--- RECORDED DATA Enclosed Below ---
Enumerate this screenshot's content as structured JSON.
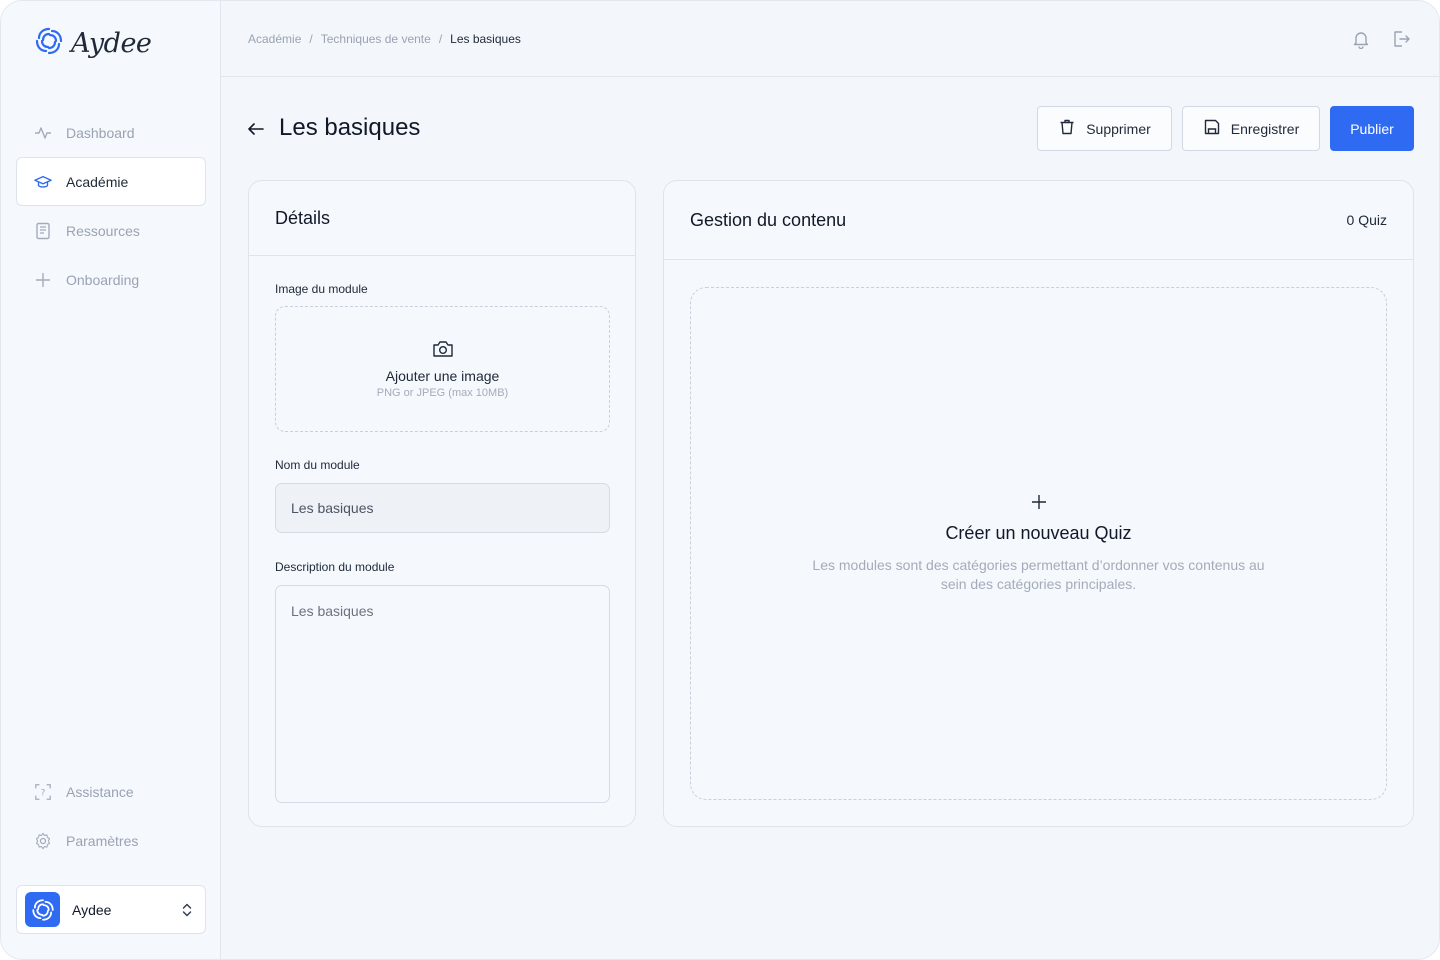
{
  "brand": {
    "name": "Aydee",
    "accent": "#2f6bf2"
  },
  "sidebar": {
    "items": [
      {
        "label": "Dashboard",
        "icon": "activity-icon",
        "active": false
      },
      {
        "label": "Académie",
        "icon": "graduation-cap-icon",
        "active": true
      },
      {
        "label": "Ressources",
        "icon": "notebook-icon",
        "active": false
      },
      {
        "label": "Onboarding",
        "icon": "plus-icon",
        "active": false
      }
    ],
    "bottom_items": [
      {
        "label": "Assistance",
        "icon": "help-frame-icon"
      },
      {
        "label": "Paramètres",
        "icon": "gear-icon"
      }
    ],
    "account": {
      "name": "Aydee"
    }
  },
  "breadcrumb": {
    "items": [
      "Académie",
      "Techniques de vente",
      "Les basiques"
    ],
    "separator": "/"
  },
  "page": {
    "title": "Les basiques",
    "actions": {
      "delete_label": "Supprimer",
      "save_label": "Enregistrer",
      "publish_label": "Publier"
    }
  },
  "details": {
    "title": "Détails",
    "image_label": "Image du module",
    "image_cta": "Ajouter une image",
    "image_hint": "PNG or JPEG (max 10MB)",
    "name_label": "Nom du module",
    "name_value": "Les basiques",
    "description_label": "Description du module",
    "description_value": "Les basiques"
  },
  "content": {
    "title": "Gestion du contenu",
    "quiz_count": "0 Quiz",
    "empty_title": "Créer un nouveau Quiz",
    "empty_description": "Les modules sont des catégories permettant d’ordonner vos contenus au sein des catégories principales."
  }
}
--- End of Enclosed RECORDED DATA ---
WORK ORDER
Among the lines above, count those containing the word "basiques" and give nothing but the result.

ANSWER SECTION
4